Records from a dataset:
• • • • • • •

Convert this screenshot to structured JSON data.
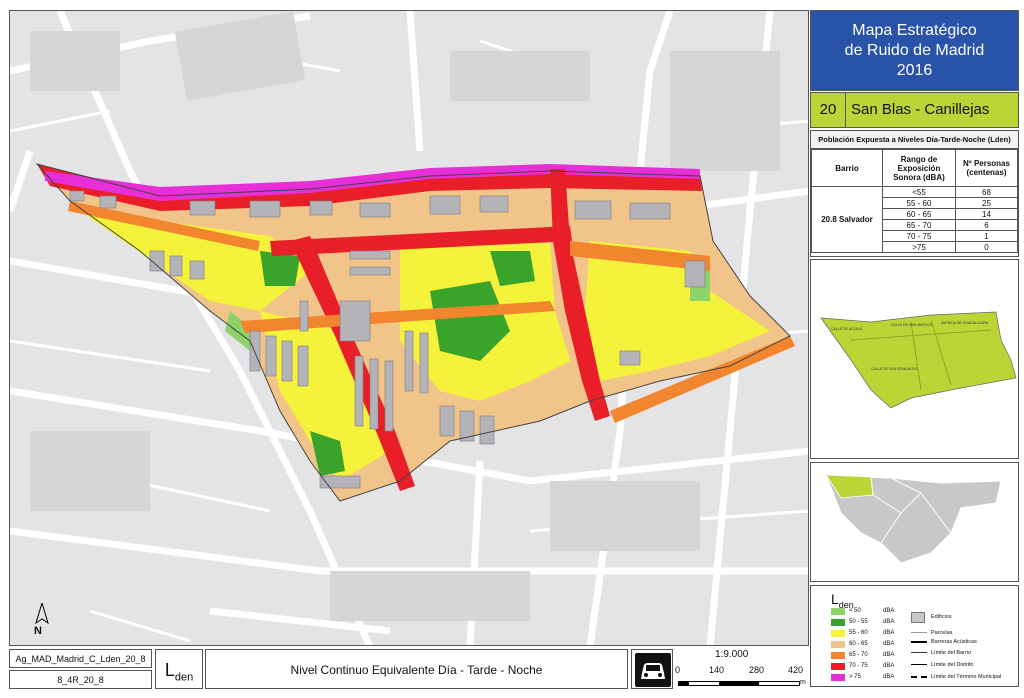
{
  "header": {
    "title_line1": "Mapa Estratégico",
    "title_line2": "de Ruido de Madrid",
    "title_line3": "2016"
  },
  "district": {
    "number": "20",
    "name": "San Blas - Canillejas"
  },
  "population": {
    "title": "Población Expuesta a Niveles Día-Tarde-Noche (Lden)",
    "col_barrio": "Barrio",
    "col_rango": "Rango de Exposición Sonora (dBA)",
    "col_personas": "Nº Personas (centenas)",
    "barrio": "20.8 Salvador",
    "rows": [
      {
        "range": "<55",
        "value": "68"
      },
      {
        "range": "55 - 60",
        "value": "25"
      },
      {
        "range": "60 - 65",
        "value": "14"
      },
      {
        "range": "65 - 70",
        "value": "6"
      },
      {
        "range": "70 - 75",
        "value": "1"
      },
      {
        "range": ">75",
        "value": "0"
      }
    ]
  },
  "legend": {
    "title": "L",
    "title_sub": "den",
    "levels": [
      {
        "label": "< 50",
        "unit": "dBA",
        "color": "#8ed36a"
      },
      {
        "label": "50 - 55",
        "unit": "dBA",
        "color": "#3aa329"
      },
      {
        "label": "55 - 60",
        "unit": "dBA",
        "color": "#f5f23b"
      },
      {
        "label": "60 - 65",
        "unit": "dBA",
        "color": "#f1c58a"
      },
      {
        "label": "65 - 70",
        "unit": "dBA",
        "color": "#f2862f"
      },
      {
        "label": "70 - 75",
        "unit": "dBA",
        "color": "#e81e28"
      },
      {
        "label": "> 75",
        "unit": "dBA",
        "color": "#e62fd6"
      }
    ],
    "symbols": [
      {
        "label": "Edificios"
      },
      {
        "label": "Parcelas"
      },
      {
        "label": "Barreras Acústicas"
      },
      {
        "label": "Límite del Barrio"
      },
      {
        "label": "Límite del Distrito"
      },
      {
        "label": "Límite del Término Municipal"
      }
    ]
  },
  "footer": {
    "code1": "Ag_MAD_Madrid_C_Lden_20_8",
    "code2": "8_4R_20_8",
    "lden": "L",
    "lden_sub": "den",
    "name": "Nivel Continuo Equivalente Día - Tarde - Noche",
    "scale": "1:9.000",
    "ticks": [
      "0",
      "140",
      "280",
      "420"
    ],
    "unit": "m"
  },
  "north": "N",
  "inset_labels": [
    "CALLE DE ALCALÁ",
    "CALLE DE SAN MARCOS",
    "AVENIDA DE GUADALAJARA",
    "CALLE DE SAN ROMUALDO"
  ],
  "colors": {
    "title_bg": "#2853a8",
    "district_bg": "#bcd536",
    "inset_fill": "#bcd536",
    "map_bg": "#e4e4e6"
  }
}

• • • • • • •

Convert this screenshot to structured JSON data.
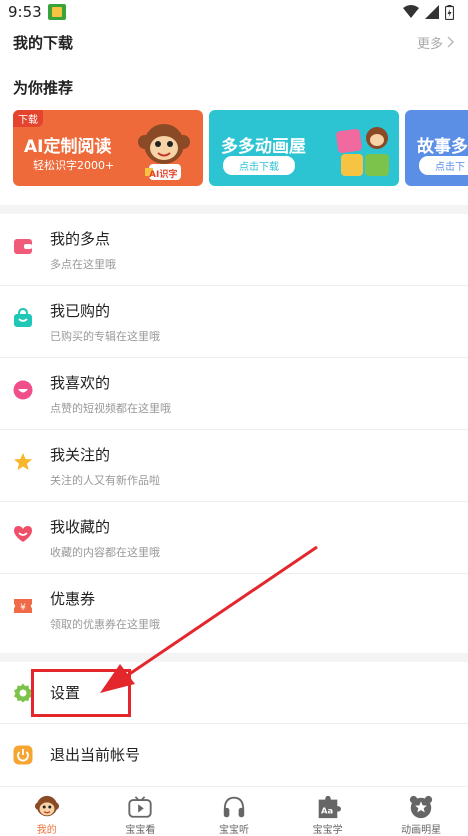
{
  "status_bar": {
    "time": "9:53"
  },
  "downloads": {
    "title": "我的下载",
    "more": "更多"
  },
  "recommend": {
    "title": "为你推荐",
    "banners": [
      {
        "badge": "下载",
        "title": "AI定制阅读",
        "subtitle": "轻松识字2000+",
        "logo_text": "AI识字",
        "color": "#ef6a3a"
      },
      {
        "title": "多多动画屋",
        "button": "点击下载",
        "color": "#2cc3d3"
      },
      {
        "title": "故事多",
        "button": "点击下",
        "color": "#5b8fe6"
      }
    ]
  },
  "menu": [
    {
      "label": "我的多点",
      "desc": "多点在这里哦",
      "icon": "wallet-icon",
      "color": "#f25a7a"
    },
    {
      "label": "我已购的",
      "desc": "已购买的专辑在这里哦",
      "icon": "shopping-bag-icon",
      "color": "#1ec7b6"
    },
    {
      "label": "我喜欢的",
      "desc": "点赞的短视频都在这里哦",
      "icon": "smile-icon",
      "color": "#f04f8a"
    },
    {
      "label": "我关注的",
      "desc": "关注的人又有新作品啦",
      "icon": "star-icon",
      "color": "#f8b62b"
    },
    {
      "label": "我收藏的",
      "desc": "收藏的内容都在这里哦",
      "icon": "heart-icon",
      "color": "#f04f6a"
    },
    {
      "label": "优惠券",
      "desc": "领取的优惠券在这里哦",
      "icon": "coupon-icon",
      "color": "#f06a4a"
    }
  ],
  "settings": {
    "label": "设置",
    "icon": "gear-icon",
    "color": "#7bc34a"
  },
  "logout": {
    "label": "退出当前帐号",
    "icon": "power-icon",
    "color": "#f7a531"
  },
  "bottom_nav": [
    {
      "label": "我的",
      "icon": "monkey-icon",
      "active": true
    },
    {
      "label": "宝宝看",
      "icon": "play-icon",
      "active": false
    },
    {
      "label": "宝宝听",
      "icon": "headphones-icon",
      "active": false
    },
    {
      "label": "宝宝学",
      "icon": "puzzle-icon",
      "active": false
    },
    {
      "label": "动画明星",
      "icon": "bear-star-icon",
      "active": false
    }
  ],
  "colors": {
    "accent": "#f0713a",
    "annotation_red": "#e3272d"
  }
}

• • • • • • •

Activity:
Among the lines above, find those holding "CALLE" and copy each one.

Answer section:
    "CALLE DE ALCALÁ",
    "CALLE DE SAN MARCOS",
    "CALLE DE SAN ROMUALDO"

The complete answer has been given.